ABOUT THIS EXERCISE: The entries below are to be returned exactly. Include all of them.

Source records
BEGIN
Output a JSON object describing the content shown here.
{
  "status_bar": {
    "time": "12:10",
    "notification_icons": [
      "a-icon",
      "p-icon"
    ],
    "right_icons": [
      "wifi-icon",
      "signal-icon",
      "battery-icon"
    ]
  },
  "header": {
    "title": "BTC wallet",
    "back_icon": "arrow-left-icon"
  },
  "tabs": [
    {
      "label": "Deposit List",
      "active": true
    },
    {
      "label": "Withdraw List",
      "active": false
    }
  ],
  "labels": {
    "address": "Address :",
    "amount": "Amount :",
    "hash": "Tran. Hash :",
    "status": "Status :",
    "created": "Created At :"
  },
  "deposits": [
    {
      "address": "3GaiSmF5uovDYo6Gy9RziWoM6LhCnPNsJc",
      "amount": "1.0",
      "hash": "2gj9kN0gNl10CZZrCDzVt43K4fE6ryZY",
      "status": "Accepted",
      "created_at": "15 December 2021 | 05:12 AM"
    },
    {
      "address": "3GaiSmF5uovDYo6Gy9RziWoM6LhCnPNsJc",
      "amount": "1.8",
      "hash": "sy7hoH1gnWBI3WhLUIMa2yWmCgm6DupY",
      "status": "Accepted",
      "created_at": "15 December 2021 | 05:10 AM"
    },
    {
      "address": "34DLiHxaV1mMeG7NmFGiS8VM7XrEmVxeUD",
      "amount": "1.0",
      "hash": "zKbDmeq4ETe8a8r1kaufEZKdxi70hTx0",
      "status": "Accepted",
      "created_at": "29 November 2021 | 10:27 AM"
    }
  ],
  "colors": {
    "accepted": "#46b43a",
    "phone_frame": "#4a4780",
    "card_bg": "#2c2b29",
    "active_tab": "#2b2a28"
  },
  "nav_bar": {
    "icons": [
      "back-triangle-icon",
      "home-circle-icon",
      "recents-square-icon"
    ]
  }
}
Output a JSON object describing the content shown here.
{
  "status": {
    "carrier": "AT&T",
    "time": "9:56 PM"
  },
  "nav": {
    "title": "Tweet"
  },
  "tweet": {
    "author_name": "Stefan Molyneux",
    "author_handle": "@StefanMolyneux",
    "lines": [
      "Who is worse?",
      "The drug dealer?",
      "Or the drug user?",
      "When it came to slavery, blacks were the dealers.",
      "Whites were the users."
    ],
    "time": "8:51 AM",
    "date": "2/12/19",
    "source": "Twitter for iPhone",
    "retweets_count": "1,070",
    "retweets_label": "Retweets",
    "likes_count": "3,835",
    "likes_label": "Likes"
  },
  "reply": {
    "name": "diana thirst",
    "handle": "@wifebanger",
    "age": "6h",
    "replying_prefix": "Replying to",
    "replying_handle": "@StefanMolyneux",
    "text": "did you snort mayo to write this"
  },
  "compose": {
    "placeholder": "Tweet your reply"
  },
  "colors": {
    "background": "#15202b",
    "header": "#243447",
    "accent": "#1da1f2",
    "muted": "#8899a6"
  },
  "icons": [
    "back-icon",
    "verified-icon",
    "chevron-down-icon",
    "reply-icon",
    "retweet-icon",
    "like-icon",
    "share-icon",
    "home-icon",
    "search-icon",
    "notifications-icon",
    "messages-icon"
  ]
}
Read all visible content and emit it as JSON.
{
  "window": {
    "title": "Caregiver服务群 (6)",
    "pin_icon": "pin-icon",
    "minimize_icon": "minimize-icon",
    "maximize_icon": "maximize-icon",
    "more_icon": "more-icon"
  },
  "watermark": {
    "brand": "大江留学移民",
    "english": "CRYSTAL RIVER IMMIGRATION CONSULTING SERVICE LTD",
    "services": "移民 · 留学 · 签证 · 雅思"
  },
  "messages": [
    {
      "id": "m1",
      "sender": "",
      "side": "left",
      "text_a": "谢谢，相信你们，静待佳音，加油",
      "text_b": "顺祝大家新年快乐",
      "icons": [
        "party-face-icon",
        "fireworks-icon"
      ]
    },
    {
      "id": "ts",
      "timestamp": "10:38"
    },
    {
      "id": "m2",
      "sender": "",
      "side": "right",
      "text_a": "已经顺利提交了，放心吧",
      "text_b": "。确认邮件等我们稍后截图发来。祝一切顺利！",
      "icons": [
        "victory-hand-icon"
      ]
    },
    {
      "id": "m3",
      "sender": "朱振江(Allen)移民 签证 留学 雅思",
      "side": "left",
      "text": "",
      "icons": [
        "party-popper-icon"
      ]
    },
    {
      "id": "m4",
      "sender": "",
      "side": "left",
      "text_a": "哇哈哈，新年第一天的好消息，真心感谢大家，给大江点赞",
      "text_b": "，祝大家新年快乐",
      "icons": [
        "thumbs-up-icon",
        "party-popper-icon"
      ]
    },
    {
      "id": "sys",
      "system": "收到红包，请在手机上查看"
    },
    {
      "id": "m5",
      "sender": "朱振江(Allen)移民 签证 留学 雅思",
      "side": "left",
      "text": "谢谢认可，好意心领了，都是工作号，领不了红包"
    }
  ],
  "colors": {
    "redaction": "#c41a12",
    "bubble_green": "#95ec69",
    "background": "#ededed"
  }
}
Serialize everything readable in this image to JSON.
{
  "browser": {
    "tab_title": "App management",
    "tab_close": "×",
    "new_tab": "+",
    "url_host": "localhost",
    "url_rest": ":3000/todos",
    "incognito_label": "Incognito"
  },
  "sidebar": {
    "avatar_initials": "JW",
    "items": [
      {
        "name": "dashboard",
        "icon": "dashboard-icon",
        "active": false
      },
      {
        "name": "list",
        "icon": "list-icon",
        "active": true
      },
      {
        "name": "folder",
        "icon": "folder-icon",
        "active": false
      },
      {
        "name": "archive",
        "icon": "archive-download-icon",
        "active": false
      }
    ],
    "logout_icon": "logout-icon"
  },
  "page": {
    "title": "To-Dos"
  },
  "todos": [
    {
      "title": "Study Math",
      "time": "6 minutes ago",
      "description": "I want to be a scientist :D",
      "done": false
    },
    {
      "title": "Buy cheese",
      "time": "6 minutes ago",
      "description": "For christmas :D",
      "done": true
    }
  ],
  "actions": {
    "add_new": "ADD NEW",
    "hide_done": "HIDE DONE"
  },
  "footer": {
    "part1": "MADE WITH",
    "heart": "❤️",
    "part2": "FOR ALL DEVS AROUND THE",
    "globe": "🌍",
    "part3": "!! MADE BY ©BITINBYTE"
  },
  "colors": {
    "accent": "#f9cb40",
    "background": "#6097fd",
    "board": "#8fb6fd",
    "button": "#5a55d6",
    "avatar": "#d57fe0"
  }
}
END
THE ANSWER:
Output a JSON object describing the content shown here.
{
  "status_bar": {
    "time": "12:10",
    "notification_icons": [
      "a-icon",
      "p-icon"
    ],
    "right_icons": [
      "wifi-icon",
      "signal-icon",
      "battery-icon"
    ]
  },
  "header": {
    "title": "BTC wallet",
    "back_icon": "arrow-left-icon"
  },
  "tabs": [
    {
      "label": "Deposit List",
      "active": true
    },
    {
      "label": "Withdraw List",
      "active": false
    }
  ],
  "labels": {
    "address": "Address :",
    "amount": "Amount :",
    "hash": "Tran. Hash :",
    "status": "Status :",
    "created": "Created At :"
  },
  "deposits": [
    {
      "address": "3GaiSmF5uovDYo6Gy9RziWoM6LhCnPNsJc",
      "amount": "1.0",
      "hash": "2gj9kN0gNl10CZZrCDzVt43K4fE6ryZY",
      "status": "Accepted",
      "created_at": "15 December 2021 | 05:12 AM"
    },
    {
      "address": "3GaiSmF5uovDYo6Gy9RziWoM6LhCnPNsJc",
      "amount": "1.8",
      "hash": "sy7hoH1gnWBI3WhLUIMa2yWmCgm6DupY",
      "status": "Accepted",
      "created_at": "15 December 2021 | 05:10 AM"
    },
    {
      "address": "34DLiHxaV1mMeG7NmFGiS8VM7XrEmVxeUD",
      "amount": "1.0",
      "hash": "zKbDmeq4ETe8a8r1kaufEZKdxi70hTx0",
      "status": "Accepted",
      "created_at": "29 November 2021 | 10:27 AM"
    }
  ],
  "colors": {
    "accepted": "#46b43a",
    "phone_frame": "#4a4780",
    "card_bg": "#2c2b29",
    "active_tab": "#2b2a28"
  },
  "nav_bar": {
    "icons": [
      "back-triangle-icon",
      "home-circle-icon",
      "recents-square-icon"
    ]
  }
}
Output a JSON object describing the content shown here.
{
  "status": {
    "carrier": "AT&T",
    "time": "9:56 PM"
  },
  "nav": {
    "title": "Tweet"
  },
  "tweet": {
    "author_name": "Stefan Molyneux",
    "author_handle": "@StefanMolyneux",
    "lines": [
      "Who is worse?",
      "The drug dealer?",
      "Or the drug user?",
      "When it came to slavery, blacks were the dealers.",
      "Whites were the users."
    ],
    "time": "8:51 AM",
    "date": "2/12/19",
    "source": "Twitter for iPhone",
    "retweets_count": "1,070",
    "retweets_label": "Retweets",
    "likes_count": "3,835",
    "likes_label": "Likes"
  },
  "reply": {
    "name": "diana thirst",
    "handle": "@wifebanger",
    "age": "6h",
    "replying_prefix": "Replying to",
    "replying_handle": "@StefanMolyneux",
    "text": "did you snort mayo to write this"
  },
  "compose": {
    "placeholder": "Tweet your reply"
  },
  "colors": {
    "background": "#15202b",
    "header": "#243447",
    "accent": "#1da1f2",
    "muted": "#8899a6"
  },
  "icons": [
    "back-icon",
    "verified-icon",
    "chevron-down-icon",
    "reply-icon",
    "retweet-icon",
    "like-icon",
    "share-icon",
    "home-icon",
    "search-icon",
    "notifications-icon",
    "messages-icon"
  ]
}
Read all visible content and emit it as JSON.
{
  "window": {
    "title": "Caregiver服务群 (6)",
    "pin_icon": "pin-icon",
    "minimize_icon": "minimize-icon",
    "maximize_icon": "maximize-icon",
    "more_icon": "more-icon"
  },
  "watermark": {
    "brand": "大江留学移民",
    "english": "CRYSTAL RIVER IMMIGRATION CONSULTING SERVICE LTD",
    "services": "移民 · 留学 · 签证 · 雅思"
  },
  "messages": [
    {
      "id": "m1",
      "sender": "",
      "side": "left",
      "text_a": "谢谢，相信你们，静待佳音，加油",
      "text_b": "顺祝大家新年快乐",
      "icons": [
        "party-face-icon",
        "fireworks-icon"
      ]
    },
    {
      "id": "ts",
      "timestamp": "10:38"
    },
    {
      "id": "m2",
      "sender": "",
      "side": "right",
      "text_a": "已经顺利提交了，放心吧",
      "text_b": "。确认邮件等我们稍后截图发来。祝一切顺利！",
      "icons": [
        "victory-hand-icon"
      ]
    },
    {
      "id": "m3",
      "sender": "朱振江(Allen)移民 签证 留学 雅思",
      "side": "left",
      "text": "",
      "icons": [
        "party-popper-icon"
      ]
    },
    {
      "id": "m4",
      "sender": "",
      "side": "left",
      "text_a": "哇哈哈，新年第一天的好消息，真心感谢大家，给大江点赞",
      "text_b": "，祝大家新年快乐",
      "icons": [
        "thumbs-up-icon",
        "party-popper-icon"
      ]
    },
    {
      "id": "sys",
      "system": "收到红包，请在手机上查看"
    },
    {
      "id": "m5",
      "sender": "朱振江(Allen)移民 签证 留学 雅思",
      "side": "left",
      "text": "谢谢认可，好意心领了，都是工作号，领不了红包"
    }
  ],
  "colors": {
    "redaction": "#c41a12",
    "bubble_green": "#95ec69",
    "background": "#ededed"
  }
}
Serialize everything readable in this image to JSON.
{
  "browser": {
    "tab_title": "App management",
    "tab_close": "×",
    "new_tab": "+",
    "url_host": "localhost",
    "url_rest": ":3000/todos",
    "incognito_label": "Incognito"
  },
  "sidebar": {
    "avatar_initials": "JW",
    "items": [
      {
        "name": "dashboard",
        "icon": "dashboard-icon",
        "active": false
      },
      {
        "name": "list",
        "icon": "list-icon",
        "active": true
      },
      {
        "name": "folder",
        "icon": "folder-icon",
        "active": false
      },
      {
        "name": "archive",
        "icon": "archive-download-icon",
        "active": false
      }
    ],
    "logout_icon": "logout-icon"
  },
  "page": {
    "title": "To-Dos"
  },
  "todos": [
    {
      "title": "Study Math",
      "time": "6 minutes ago",
      "description": "I want to be a scientist :D",
      "done": false
    },
    {
      "title": "Buy cheese",
      "time": "6 minutes ago",
      "description": "For christmas :D",
      "done": true
    }
  ],
  "actions": {
    "add_new": "ADD NEW",
    "hide_done": "HIDE DONE"
  },
  "footer": {
    "part1": "MADE WITH",
    "heart": "❤️",
    "part2": "FOR ALL DEVS AROUND THE",
    "globe": "🌍",
    "part3": "!! MADE BY ©BITINBYTE"
  },
  "colors": {
    "accent": "#f9cb40",
    "background": "#6097fd",
    "board": "#8fb6fd",
    "button": "#5a55d6",
    "avatar": "#d57fe0"
  }
}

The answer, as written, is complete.